White-breasted Nuthatch
Carolina Wren
Hermit Thrush
American Robin
Northern Mockingbird
European Starling
Field Sparrow
Song Sparrow
White-throated Sparrow
Dark-eyed Junco
Northern Cardinal
Red-winged Blackbird
Common Grackle
House Finch
House Sparrow

Monday, April 10, 2017

April 10 - Inwood Hill Park

Since it was such a lovely spring morning, I went into the park this morning for a couple of hours. The weather was nice, but it was still relatively quiet birding. The lingering female Red-breasted Merganser continues north of the soccer fields at the north end of the park.

Red-breasted Merganser female 04/10/2017
Singing White-throated Sparrows are still in the Clove and on the ridge and a few Dark-eyed Juncos can still be found in spots. The only new bird for the spring that I came across was Hermit Thrush with two encountered on the ridge.
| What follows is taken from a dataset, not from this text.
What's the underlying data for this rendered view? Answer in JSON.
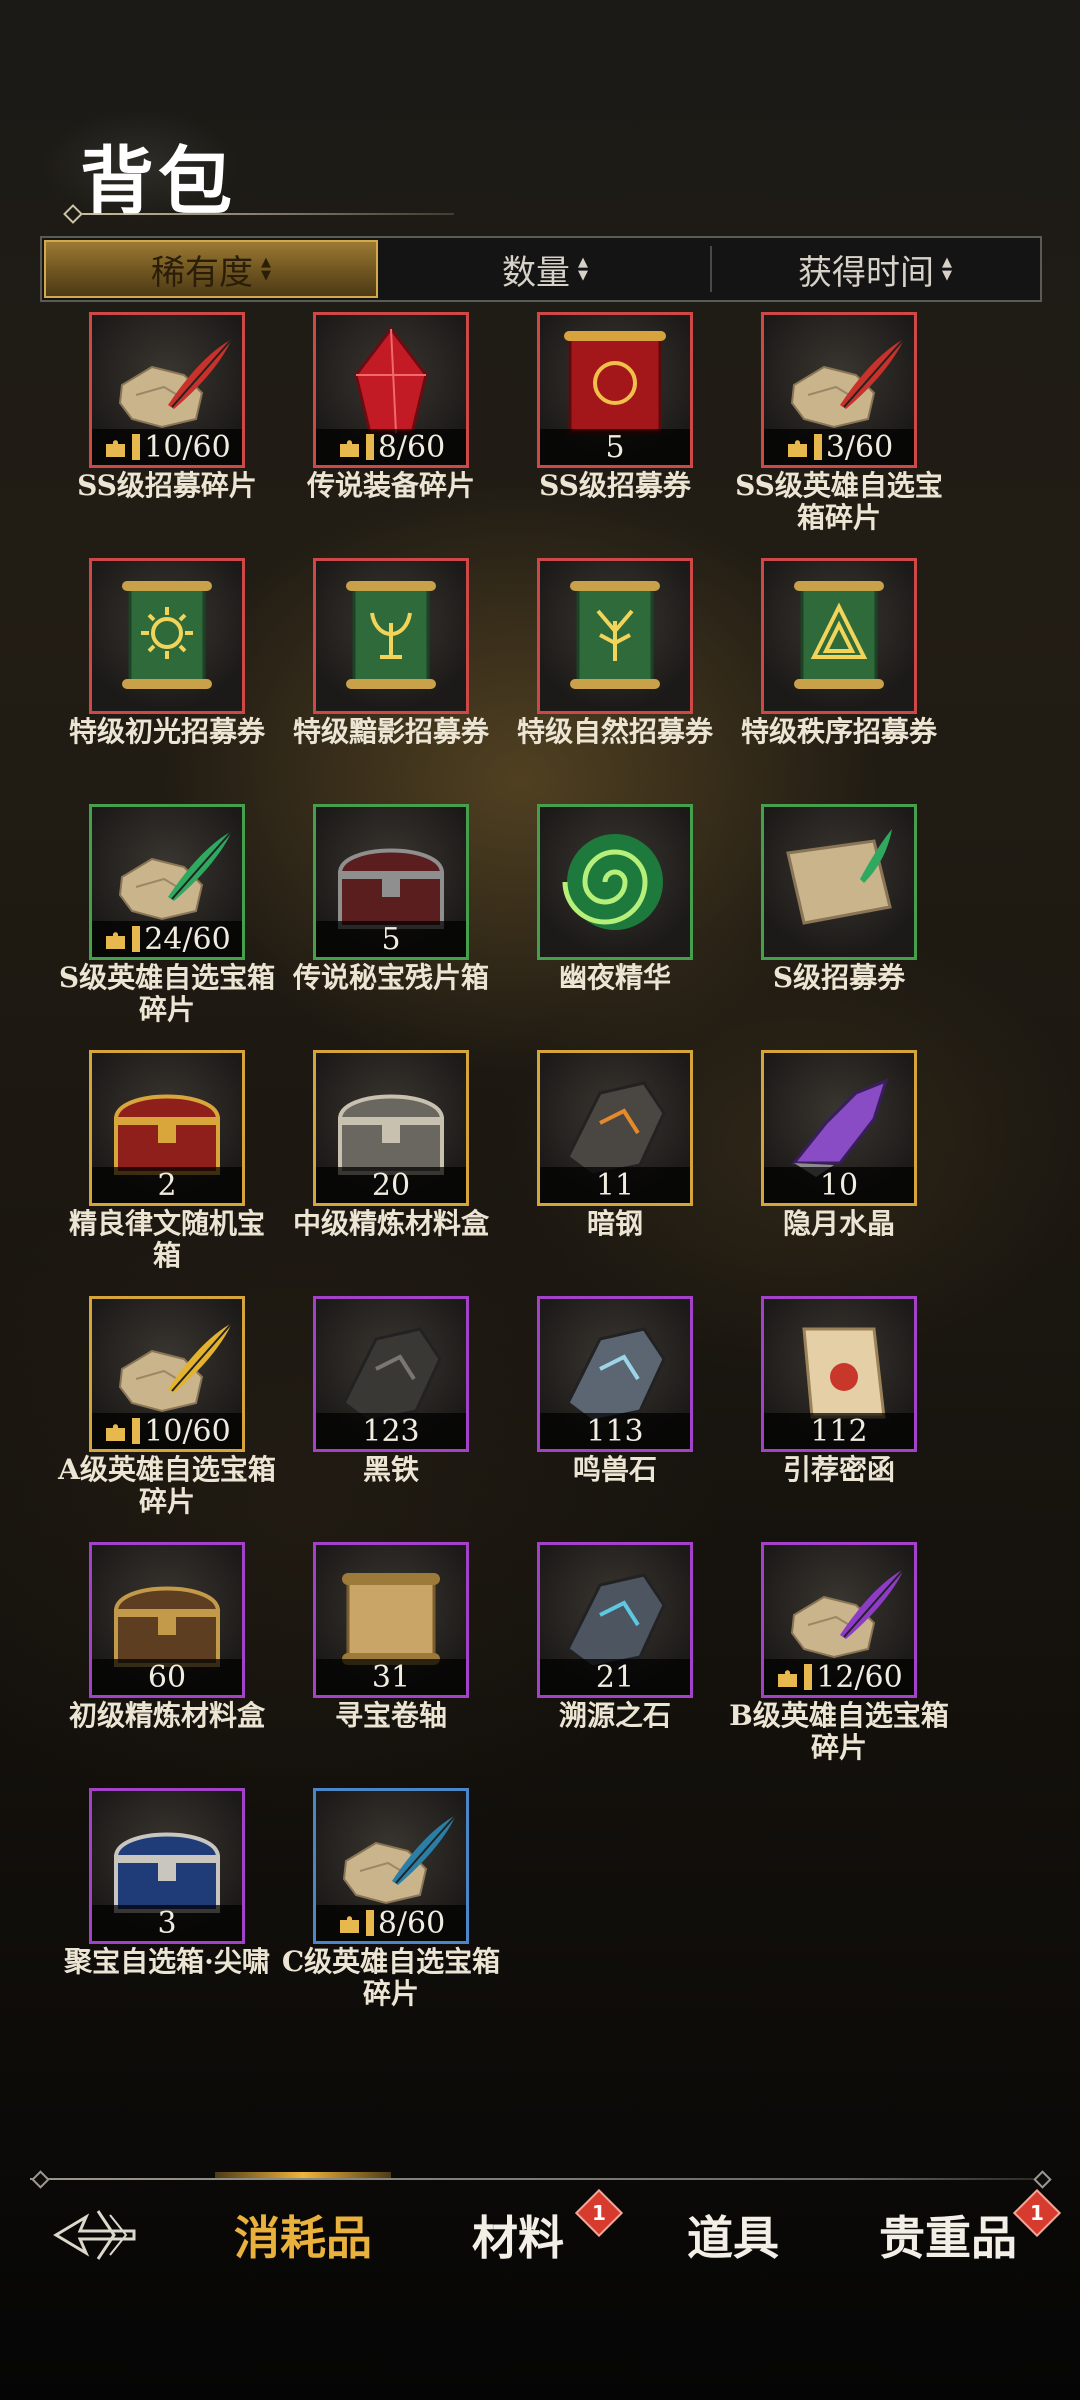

On the way back out a cooperative Ruby-crowned Kinglet, practically begged me to take its picture.

Ruby-crowned Kinglet 04/10/2017
My final tally was 29 species in two hours.

Canada Goose
Red-breasted Merganser
Ring-billed Gull
Herring Gull
Great Black-backed Gull
Rock Pigeon
Mourning Dove
Red-bellied Woodpecker
Downy Woodpecker
Northern Flicker
Eastern Phoebe
Blue Jay
American Crow
Black-capped Chickadee
Tufted Titmouse
White-breasted Nuthatch
Carolina Wren
Ruby-crowned Kinglet
Hermit Thrush
American Robin
Northern Mockingbird
European Starling
Chipping Sparrow
Song Sparrow
White-throated Sparrow
Dark-eyed Junco
Northern Cardinal
Red-winged Blackbird
House Sparrow